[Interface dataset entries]
◇ ◇ ◇ ◇ ◇

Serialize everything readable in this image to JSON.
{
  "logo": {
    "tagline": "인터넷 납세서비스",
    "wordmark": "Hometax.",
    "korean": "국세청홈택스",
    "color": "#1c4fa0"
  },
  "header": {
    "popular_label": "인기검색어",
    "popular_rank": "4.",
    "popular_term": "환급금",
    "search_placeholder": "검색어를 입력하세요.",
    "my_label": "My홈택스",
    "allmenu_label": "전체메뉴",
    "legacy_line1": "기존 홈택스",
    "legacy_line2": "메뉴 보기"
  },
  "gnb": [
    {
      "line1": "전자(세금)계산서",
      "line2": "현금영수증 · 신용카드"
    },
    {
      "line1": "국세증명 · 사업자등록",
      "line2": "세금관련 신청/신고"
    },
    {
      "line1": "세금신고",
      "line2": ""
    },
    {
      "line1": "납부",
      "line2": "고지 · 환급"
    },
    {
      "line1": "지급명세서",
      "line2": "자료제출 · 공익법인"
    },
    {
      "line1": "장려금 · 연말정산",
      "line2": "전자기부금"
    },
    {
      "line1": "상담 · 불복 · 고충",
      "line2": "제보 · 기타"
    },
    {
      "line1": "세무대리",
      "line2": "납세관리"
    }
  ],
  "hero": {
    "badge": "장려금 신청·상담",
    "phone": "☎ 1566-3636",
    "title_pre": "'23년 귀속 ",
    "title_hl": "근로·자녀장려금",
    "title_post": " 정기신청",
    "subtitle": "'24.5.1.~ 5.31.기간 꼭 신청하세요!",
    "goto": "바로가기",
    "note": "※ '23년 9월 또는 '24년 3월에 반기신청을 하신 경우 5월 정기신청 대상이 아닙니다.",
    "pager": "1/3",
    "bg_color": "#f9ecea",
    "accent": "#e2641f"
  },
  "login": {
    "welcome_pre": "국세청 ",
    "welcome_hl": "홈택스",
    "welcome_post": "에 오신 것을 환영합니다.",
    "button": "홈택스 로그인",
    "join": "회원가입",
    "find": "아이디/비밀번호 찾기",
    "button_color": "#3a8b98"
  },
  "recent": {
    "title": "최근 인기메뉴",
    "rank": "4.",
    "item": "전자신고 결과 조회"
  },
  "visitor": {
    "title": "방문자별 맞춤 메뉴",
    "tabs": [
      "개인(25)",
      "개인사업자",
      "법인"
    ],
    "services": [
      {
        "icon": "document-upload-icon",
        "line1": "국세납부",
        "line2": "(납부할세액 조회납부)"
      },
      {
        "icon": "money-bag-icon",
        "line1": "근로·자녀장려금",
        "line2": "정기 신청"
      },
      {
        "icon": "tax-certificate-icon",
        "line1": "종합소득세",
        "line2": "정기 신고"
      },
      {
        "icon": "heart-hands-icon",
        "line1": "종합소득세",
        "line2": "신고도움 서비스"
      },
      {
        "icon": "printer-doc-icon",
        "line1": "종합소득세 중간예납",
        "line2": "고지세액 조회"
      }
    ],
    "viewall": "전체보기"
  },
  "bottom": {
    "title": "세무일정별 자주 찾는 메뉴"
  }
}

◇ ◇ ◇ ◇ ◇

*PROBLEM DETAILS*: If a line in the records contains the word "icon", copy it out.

*WORKED SOLUTION*:
        "icon": "document-upload-icon",
        "icon": "money-bag-icon",
        "icon": "tax-certificate-icon",
        "icon": "heart-hands-icon",
        "icon": "printer-doc-icon",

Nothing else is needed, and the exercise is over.